These safety and suggestion of efficacy observed in this study has doctors optimistic about AAT, but they are still determining which patients it will work best in. Preclinical work at Fred Hutch and other institutes demonstrated that AAT may work not just as a salvage therapy, "We, and a group in Ann Arbor, published papers showing [AAT therapy provides] profound prophylactic effects." said Dr. Deeg. With this in mind, both the industry and academic players from this study are interested in expanding the applications of AAT therapy, Dr. Deeg explained, "The sponsor of our study is preparing a randomized trial comparing AAT + prednisone to prednisone alone as first line therapy. In addition I am working on a protocol for a pilot trial using AAT as an adjuvant in GVHD prophylaxis."
This research not only expands the repertoire of tools for treating acute GVHD, but also emphasizes the importance of choosing the correct therapeutic application and regimen for new therapies.
Funding for this research was provided by the National Institutes of Health; the Interleukin Foundation; Baxalta US, Inc.; Kamada; and Omni Bio Pharma.
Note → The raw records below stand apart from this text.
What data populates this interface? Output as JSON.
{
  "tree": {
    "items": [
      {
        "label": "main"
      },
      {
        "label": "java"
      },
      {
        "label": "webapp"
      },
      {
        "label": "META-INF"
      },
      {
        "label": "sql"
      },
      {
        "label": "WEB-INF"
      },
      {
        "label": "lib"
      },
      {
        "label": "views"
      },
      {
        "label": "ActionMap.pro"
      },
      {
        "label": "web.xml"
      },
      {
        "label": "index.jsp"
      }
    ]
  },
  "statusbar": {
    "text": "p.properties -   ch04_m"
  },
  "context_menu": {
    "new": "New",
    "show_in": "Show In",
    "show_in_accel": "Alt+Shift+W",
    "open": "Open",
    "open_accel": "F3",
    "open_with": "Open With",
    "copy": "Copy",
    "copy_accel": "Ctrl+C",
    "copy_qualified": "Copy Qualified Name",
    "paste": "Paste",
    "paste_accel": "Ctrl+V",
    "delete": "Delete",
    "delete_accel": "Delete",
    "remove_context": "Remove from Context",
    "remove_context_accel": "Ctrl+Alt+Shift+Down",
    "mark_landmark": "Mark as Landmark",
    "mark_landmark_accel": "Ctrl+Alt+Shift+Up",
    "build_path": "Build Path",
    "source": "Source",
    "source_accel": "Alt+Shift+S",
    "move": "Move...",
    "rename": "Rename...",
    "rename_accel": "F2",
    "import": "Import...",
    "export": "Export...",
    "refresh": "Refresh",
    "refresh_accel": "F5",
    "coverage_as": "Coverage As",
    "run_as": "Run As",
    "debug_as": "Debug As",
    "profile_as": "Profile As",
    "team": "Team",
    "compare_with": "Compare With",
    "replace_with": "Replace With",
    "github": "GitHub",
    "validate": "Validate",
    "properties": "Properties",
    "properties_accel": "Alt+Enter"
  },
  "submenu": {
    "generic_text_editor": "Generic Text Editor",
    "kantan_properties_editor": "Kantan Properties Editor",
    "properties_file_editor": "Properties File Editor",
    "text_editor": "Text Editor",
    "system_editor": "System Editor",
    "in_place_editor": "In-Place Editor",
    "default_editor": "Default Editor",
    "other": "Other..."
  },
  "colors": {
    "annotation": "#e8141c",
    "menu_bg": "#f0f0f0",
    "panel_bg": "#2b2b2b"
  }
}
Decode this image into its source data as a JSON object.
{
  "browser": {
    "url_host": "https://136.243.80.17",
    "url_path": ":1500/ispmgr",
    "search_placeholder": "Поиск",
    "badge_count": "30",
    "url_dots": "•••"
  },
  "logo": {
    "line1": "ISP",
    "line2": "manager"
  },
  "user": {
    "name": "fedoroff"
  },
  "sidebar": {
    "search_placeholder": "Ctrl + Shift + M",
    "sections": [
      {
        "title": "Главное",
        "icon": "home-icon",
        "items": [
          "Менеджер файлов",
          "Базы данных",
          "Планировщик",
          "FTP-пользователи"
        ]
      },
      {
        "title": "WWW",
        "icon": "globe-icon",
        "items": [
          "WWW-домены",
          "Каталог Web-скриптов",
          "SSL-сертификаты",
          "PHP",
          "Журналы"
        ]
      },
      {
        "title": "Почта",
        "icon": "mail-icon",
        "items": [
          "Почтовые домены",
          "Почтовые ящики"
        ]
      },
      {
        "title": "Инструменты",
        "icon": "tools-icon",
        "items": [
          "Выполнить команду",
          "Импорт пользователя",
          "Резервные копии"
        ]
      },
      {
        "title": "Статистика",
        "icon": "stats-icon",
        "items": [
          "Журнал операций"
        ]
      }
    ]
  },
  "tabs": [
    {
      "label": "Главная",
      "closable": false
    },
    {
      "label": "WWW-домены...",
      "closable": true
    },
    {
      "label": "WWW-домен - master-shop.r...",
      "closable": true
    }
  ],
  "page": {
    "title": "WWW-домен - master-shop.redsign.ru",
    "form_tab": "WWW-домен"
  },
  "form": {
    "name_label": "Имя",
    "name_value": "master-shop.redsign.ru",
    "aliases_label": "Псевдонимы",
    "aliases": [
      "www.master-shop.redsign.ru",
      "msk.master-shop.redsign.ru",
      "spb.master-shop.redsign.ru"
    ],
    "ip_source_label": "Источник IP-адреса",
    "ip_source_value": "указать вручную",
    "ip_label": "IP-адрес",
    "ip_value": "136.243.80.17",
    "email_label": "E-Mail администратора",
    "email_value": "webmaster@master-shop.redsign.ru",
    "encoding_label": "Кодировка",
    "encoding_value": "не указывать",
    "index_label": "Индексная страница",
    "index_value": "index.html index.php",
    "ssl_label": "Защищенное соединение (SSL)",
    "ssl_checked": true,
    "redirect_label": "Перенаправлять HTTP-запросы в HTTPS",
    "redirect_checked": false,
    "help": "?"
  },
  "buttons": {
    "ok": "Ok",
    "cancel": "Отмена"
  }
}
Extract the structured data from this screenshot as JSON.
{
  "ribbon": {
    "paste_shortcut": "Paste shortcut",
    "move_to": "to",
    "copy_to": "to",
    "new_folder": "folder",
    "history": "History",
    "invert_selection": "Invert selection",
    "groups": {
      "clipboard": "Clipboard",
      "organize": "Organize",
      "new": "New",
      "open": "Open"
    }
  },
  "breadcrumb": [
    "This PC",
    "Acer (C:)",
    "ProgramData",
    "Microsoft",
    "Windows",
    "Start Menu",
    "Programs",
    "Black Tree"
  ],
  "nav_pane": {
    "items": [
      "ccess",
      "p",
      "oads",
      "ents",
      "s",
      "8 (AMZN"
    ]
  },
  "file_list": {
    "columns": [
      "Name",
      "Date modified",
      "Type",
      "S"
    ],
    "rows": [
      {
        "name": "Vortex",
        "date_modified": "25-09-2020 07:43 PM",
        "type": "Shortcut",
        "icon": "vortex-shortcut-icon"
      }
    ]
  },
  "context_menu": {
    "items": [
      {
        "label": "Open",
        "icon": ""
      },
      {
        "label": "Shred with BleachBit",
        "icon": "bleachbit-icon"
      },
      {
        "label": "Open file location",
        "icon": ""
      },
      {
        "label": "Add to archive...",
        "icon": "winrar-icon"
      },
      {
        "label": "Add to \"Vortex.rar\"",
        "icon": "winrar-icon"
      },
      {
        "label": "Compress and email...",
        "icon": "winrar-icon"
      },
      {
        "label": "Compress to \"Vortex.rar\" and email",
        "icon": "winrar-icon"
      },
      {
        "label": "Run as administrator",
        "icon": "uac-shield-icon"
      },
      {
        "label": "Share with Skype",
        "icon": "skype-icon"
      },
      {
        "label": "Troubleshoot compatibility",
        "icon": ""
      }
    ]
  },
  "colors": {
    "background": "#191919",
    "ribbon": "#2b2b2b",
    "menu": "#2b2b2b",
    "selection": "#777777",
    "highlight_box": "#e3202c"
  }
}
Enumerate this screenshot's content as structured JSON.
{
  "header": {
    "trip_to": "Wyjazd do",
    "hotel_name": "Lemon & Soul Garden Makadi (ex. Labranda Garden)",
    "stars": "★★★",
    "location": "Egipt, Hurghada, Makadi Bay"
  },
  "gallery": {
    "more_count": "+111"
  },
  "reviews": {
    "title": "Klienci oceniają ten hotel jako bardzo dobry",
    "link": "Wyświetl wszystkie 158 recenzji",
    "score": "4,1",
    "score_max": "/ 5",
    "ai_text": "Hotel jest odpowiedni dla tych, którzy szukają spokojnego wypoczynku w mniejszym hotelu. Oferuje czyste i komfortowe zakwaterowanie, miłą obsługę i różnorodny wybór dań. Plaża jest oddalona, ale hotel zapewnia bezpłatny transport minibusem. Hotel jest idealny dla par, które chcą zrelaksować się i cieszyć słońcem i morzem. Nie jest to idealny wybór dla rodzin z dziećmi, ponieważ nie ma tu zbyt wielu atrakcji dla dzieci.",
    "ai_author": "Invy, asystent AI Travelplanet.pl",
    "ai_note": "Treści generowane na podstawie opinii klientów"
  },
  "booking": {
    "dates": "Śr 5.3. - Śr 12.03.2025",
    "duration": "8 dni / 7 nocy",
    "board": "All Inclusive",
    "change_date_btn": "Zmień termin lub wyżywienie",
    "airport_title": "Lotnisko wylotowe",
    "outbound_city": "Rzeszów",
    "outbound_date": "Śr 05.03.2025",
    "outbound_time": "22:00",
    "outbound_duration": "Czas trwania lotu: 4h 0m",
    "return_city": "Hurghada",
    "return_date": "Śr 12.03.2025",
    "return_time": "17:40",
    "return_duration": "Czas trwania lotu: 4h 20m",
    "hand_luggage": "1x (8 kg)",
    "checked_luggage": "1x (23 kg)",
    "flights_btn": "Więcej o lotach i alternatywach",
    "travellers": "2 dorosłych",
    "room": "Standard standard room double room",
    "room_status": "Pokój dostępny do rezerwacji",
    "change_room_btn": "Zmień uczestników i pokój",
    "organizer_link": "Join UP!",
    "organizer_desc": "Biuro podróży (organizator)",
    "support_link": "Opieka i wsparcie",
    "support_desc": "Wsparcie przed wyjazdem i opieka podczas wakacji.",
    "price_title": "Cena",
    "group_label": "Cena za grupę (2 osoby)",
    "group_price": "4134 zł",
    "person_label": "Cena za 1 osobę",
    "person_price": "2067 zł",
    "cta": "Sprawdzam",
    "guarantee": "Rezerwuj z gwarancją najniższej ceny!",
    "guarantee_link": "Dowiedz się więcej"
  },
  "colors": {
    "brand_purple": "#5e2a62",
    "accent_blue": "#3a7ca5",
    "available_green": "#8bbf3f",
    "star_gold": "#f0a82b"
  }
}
Marcondes AM, Hockenbery D, Lesnikova M, Dinarello CA, Woolfrey A, Gernsheimer T, Loghman-Adham M, Gelmont D, Storer B, Hansen JA, Deeg HJ. 2016. Response of Steroid-Refractory Acute GVHD to alpha1-Anti-Trypsin. Biol Blood Marrow Transplant. Epub ahead of print.